--- Source information ---
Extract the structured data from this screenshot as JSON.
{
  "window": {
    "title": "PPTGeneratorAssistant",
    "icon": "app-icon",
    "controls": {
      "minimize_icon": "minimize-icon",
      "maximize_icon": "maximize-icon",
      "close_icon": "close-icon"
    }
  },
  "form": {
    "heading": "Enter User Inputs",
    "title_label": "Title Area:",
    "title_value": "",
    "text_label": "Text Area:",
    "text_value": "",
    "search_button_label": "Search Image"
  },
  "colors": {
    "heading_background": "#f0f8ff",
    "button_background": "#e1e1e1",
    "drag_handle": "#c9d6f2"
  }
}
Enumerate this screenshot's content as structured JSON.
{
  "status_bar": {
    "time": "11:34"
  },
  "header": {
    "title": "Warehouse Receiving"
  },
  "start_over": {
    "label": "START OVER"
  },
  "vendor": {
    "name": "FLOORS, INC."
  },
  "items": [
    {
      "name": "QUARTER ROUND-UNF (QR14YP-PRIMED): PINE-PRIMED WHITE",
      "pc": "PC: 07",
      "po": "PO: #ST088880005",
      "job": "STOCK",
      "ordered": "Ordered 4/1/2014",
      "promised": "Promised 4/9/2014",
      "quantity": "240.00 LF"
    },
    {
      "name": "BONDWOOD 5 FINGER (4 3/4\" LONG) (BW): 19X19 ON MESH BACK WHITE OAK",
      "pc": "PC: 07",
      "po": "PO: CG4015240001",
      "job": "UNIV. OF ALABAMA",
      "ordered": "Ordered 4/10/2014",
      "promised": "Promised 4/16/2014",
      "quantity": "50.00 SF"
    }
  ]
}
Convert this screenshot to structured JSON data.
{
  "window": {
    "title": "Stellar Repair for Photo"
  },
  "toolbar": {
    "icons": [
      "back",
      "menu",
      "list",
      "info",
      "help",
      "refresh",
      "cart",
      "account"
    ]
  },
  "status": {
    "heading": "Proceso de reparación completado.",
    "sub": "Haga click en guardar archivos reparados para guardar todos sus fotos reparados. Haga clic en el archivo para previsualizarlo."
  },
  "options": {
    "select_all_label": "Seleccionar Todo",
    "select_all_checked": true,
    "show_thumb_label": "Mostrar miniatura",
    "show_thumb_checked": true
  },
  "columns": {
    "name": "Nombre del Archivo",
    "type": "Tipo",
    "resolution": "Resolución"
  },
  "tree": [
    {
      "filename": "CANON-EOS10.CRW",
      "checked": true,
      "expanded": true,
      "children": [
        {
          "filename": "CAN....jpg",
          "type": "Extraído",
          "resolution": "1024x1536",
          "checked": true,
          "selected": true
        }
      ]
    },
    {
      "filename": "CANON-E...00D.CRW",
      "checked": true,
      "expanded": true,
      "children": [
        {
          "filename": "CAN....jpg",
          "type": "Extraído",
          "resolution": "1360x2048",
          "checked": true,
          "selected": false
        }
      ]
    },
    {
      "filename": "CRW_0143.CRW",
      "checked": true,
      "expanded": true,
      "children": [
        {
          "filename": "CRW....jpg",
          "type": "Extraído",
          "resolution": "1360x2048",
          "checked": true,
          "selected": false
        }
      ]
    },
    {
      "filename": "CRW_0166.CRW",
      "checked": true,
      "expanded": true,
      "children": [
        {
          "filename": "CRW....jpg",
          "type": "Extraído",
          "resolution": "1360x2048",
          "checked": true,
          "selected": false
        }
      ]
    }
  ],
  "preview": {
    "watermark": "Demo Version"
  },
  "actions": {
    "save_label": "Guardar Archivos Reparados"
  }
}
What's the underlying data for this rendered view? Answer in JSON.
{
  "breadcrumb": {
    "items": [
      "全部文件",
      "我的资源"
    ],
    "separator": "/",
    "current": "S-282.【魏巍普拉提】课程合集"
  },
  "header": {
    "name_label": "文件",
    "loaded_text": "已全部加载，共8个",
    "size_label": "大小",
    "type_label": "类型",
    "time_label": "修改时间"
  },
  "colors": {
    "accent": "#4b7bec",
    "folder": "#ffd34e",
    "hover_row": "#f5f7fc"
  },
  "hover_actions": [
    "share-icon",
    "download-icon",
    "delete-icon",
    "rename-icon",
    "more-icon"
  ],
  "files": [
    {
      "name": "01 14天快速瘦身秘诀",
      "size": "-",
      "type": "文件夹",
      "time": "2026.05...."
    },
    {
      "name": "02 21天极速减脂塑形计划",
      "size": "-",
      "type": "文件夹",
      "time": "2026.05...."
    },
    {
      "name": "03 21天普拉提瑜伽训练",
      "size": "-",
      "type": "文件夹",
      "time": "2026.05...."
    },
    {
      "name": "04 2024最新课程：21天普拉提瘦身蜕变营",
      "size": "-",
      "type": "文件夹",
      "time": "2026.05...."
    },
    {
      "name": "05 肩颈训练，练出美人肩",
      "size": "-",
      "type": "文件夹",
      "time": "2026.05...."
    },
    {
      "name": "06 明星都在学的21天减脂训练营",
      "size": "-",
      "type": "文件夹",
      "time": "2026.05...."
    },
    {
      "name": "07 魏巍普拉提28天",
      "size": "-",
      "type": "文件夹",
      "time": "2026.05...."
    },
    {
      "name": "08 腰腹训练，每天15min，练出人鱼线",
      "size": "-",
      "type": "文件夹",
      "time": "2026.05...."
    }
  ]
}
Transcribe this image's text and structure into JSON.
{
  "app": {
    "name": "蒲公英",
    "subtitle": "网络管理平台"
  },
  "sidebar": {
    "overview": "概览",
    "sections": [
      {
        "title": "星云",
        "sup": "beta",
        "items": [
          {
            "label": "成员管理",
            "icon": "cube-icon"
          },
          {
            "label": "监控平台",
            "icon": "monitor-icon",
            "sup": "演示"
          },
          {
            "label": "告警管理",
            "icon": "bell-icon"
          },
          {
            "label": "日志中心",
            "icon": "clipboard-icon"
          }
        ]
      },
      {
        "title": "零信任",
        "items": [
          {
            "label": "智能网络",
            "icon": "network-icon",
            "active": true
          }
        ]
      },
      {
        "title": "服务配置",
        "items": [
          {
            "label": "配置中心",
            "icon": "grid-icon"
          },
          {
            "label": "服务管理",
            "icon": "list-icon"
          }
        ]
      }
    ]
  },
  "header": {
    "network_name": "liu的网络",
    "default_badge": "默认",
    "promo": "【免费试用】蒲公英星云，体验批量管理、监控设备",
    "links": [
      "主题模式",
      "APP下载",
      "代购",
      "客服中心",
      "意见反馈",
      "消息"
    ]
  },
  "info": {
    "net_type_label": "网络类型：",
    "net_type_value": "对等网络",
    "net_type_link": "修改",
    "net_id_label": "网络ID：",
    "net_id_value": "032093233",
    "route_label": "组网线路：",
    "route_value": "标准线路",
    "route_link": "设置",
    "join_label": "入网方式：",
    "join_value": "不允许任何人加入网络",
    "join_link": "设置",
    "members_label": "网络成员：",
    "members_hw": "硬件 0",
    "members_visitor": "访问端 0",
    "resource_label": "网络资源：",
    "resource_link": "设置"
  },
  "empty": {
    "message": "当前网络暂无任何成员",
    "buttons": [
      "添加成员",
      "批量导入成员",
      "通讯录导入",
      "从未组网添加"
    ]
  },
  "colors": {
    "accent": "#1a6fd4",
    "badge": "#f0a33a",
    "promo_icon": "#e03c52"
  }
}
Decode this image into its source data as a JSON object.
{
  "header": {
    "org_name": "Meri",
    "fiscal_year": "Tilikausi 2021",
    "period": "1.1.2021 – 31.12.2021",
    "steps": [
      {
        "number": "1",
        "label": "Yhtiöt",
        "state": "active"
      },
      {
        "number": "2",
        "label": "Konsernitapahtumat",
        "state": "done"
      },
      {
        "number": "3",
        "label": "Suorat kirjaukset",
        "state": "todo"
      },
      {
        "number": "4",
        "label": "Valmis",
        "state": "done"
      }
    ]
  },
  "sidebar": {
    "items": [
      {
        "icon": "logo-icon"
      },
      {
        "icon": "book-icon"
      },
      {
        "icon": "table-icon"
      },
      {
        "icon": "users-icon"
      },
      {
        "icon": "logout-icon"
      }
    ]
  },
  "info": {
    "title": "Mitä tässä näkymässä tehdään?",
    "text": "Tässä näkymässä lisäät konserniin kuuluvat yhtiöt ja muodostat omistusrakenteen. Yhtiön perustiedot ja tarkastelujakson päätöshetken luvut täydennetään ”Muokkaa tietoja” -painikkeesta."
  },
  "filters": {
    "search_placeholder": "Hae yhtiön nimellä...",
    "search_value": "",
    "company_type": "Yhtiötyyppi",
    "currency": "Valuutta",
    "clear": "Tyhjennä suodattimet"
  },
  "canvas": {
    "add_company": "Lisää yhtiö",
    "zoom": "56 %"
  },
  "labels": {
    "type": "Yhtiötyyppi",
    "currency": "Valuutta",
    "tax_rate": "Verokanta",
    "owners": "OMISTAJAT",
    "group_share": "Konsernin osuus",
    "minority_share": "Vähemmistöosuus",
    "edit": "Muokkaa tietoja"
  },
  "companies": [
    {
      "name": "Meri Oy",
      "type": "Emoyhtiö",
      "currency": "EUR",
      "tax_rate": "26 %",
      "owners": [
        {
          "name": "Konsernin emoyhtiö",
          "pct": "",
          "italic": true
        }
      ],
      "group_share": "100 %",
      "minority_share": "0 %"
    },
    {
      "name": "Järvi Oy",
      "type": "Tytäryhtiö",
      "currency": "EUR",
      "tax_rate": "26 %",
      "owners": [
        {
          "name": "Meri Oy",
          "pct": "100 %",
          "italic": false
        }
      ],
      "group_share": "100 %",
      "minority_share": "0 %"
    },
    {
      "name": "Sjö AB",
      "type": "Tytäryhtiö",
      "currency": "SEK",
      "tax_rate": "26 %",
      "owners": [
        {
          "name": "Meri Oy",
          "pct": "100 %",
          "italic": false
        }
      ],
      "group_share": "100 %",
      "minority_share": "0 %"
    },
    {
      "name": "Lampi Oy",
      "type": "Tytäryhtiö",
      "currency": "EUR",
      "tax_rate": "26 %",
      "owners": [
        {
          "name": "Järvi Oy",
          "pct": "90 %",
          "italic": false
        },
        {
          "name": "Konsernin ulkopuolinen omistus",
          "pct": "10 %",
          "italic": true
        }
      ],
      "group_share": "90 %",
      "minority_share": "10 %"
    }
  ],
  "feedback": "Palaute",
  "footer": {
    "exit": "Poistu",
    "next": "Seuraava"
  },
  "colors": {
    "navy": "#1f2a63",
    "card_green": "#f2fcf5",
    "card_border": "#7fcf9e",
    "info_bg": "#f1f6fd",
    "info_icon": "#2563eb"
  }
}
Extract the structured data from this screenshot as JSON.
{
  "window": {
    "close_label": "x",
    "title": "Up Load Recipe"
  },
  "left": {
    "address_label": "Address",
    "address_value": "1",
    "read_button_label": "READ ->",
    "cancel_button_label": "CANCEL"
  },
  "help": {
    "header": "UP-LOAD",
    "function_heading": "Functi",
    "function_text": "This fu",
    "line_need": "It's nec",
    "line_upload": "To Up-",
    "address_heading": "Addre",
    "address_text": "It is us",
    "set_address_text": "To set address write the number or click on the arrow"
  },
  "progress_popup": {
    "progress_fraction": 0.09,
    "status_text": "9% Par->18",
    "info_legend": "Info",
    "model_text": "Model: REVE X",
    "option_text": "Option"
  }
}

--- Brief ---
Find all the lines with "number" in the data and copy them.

--- Output of the task ---
        "number": "1",
        "number": "2",
        "number": "3",
        "number": "4",
    "set_address_text": "To set address write the number or click on the arrow"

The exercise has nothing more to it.